• WHAT IS NEEDED: Would you show every line from the records that holds "image"?

[Opening EXTRACTED RECORDS section]

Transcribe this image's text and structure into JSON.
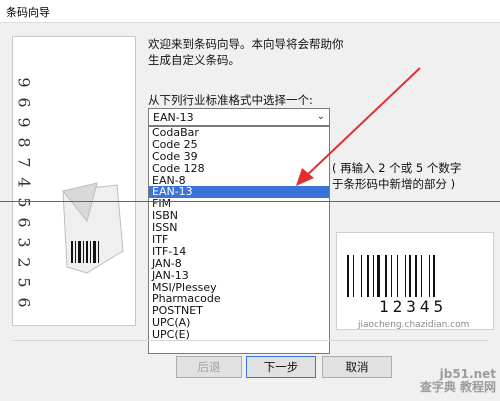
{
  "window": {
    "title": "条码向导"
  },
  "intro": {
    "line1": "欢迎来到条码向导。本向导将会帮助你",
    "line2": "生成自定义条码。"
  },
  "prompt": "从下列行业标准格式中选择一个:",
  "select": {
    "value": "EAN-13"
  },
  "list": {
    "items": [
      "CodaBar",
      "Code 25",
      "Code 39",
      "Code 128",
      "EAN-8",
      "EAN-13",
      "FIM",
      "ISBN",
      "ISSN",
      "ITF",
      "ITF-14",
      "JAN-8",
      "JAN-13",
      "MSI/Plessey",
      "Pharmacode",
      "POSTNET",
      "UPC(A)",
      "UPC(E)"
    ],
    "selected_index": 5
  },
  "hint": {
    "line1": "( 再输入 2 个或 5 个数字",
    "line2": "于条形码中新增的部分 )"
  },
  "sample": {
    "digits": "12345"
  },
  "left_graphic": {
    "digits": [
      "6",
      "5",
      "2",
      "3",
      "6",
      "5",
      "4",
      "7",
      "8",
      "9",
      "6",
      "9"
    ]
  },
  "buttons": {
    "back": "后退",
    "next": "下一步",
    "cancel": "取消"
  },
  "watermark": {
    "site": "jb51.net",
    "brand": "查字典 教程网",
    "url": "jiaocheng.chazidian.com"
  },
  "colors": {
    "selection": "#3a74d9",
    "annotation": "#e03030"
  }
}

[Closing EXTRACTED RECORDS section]
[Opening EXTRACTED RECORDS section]

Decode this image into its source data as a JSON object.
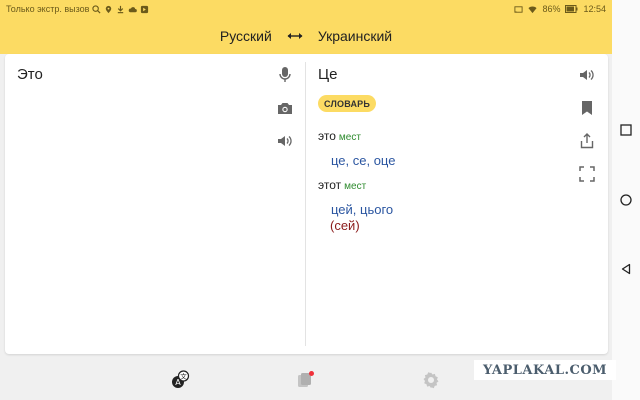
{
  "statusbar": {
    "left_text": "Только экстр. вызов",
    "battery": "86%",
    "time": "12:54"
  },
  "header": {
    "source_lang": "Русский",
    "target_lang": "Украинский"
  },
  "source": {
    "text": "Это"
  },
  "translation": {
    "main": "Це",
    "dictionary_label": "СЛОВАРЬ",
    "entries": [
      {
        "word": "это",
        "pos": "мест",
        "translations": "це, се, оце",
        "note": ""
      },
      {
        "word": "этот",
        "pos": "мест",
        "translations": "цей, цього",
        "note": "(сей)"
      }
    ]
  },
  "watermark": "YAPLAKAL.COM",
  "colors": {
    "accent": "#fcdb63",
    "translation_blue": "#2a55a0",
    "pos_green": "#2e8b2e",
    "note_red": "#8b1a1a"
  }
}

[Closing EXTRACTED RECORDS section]

• RESPONSE AREA:
Transcribe this image's text and structure into JSON.
Decode this image into its source data as a JSON object.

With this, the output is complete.